People who are labeled as mentally ill often comment that they just want to be “normal like everyone else.”  Like looking over the fence into the neighbor’s yard, people imagine the thoughts and emotions of others.  Implicit assumptions are made with a minimum of data.  It is often assumed that a labile (roller-coaster) mood is a sure sign of mental illness.  Patients often assert that they are more tense and anxious than normal people.  Everyone knows that seeing bugs that aren’t there definitely means one is crazy.  This could be termed a trinity of assumptions regarding normal people; that they are less moody, less tense, and never experience hallucinations.

There is some truth to the trinity, but more often than not, it serves as an ideal that is always out of reach.  Most people seriously under appreciate the degree to which normal people suffer with low moods, anxiety and transient hallucinations.  A large distinction is that for normal people, these symptoms ebb and flow, whereas for the mentally ill, these states of mind merely continue to flow.  Stated another way, normal people suffer low moods and anxiety states.  It surprises many people to learn that most normals experience transient hallucinations.  Large well-controlled studies of average people reveal how often they experience bizarre sensory phenomenon.  Almost on a weekly basis, the average person is prone to experience a bug crawling on their skin or up a wall, only to have it disappear when they look again.  If the bug disappears when they again look, psychologists call this normal, if they multiply when the person takes another peek, then we label these unfortunates as psychotic.

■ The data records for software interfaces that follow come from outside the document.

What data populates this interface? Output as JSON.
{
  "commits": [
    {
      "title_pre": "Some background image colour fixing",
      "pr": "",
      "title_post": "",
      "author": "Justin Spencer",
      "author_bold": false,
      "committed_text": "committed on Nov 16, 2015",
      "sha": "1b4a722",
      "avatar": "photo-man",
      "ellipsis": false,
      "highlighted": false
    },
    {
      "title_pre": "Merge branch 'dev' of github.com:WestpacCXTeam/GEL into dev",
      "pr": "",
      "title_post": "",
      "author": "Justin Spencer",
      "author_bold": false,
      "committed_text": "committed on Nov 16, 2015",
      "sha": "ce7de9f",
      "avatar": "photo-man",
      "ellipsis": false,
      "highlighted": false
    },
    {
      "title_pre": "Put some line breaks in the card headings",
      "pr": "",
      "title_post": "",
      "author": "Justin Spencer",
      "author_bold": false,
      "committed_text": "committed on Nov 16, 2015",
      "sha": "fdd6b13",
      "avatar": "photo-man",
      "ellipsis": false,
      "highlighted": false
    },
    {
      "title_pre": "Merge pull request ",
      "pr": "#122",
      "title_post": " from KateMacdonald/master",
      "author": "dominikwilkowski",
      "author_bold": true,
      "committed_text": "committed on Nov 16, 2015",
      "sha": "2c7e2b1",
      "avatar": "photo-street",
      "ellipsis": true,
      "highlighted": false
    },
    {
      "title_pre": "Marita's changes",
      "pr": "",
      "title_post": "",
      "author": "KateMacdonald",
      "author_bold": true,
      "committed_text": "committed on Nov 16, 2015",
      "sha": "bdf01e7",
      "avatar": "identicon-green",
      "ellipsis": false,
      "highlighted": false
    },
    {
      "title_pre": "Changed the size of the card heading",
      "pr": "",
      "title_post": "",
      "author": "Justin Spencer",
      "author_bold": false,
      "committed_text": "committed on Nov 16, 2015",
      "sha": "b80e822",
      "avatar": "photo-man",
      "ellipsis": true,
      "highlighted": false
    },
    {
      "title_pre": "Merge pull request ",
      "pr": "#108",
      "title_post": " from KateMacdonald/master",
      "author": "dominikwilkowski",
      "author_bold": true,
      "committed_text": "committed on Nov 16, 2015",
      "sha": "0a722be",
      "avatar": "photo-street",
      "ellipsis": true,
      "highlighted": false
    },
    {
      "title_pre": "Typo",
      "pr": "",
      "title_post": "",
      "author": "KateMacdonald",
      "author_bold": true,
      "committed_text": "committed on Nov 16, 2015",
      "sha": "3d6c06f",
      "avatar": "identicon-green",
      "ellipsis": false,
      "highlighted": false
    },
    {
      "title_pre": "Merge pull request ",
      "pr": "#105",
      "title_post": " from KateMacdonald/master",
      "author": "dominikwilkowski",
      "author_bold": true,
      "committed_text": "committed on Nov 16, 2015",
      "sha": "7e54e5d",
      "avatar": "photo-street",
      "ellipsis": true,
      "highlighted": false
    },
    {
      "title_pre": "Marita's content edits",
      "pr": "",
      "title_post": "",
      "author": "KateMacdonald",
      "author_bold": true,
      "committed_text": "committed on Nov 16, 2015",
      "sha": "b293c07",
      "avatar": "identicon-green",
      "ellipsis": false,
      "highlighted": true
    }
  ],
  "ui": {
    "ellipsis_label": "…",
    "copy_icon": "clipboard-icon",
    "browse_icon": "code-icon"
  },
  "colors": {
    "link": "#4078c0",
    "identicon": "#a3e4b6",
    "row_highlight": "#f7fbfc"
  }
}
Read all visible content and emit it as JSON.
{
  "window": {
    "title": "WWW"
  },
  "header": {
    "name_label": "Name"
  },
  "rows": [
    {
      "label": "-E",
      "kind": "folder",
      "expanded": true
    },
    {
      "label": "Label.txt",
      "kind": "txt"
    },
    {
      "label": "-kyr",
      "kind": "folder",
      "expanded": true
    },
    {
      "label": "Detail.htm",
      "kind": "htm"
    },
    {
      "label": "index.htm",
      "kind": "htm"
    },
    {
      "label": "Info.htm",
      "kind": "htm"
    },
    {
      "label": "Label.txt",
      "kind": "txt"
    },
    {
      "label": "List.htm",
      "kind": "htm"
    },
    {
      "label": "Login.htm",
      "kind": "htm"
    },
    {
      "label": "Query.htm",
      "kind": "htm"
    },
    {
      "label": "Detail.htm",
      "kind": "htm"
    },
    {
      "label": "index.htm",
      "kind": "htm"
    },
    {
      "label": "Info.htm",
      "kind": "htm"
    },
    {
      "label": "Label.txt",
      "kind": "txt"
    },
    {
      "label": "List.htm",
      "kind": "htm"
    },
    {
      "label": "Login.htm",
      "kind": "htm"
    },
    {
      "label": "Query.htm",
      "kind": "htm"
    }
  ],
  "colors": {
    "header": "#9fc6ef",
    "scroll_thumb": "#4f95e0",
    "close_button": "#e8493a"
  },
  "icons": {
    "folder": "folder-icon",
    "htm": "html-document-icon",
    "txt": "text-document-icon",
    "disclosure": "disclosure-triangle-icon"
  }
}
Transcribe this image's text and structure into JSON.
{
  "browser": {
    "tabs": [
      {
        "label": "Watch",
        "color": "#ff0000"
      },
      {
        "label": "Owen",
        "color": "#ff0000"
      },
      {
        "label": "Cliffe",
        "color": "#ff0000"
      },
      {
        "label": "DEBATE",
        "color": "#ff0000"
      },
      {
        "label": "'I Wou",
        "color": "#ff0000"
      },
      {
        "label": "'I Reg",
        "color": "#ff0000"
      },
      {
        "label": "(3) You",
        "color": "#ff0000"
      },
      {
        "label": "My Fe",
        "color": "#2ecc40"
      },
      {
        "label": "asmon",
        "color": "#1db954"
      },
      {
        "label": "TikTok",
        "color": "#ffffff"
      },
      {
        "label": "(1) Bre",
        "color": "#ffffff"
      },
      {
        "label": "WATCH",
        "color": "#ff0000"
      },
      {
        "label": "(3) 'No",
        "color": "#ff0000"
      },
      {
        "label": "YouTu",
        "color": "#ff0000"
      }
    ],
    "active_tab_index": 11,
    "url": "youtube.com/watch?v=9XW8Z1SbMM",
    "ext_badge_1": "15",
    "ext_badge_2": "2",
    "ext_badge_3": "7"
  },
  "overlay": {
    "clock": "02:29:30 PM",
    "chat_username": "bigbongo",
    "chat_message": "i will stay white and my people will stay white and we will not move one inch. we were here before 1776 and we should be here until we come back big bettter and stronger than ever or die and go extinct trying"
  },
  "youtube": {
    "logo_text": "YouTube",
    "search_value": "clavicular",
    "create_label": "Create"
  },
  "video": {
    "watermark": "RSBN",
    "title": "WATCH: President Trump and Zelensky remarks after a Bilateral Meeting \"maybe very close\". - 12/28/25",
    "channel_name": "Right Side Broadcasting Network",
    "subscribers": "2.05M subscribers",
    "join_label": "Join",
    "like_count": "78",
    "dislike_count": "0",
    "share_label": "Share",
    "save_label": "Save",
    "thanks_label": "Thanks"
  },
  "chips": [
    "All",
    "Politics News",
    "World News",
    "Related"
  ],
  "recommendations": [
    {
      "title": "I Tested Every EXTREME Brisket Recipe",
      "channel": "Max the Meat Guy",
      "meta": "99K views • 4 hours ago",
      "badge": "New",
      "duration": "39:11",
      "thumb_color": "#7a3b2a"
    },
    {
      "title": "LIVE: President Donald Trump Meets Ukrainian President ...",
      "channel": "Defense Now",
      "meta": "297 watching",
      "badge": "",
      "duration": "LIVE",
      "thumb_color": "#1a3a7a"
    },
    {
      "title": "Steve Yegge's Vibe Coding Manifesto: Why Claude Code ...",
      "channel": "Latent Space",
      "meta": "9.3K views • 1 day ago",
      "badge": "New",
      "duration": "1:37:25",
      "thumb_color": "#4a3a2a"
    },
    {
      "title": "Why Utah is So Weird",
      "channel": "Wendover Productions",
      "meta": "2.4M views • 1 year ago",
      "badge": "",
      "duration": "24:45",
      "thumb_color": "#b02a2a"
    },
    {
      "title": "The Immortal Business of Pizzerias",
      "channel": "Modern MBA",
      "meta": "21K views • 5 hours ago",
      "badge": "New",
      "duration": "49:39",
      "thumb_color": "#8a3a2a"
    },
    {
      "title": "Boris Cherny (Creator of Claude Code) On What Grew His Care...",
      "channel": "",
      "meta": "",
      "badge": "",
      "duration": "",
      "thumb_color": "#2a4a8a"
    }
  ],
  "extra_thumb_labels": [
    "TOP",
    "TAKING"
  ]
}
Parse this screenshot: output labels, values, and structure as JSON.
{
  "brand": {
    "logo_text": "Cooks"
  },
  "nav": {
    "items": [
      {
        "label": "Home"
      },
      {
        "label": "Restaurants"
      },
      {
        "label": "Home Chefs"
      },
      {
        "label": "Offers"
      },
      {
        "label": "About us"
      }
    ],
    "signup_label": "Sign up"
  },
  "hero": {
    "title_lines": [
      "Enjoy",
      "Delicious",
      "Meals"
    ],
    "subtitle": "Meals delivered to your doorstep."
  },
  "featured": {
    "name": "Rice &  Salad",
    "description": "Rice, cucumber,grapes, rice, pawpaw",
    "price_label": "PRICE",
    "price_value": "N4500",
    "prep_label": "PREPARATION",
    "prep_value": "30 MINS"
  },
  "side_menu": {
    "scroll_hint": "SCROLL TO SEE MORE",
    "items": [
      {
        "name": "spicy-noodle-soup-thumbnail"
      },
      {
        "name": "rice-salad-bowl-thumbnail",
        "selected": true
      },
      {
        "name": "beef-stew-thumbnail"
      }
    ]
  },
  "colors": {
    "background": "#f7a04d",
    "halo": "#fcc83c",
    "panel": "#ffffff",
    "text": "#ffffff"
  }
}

Do not be deceived as to what normal people experience.  Normalcy is not an ideal state of being, often imagined as being in a good mood and free of tension.  If this were the average state of the individual, most would never be motivated to leave their homes.  Tension drives behavior.  Tension is interwoven with life and abandons us at our death.  It is a river that needs to be channeled, not dammed into a confined space.  Similarly, bad moods are inescapable, yet they also may be a vector for change.  Research into the sensory experiences of normal people should convince us that we are all a little crazy.  Psychotherapy is typically more effective and rapid when the patient entertains realistic goals.  The ideal of the normal person is often a fantasy, and it may drive people towards emotional goals that are impossible to obtain.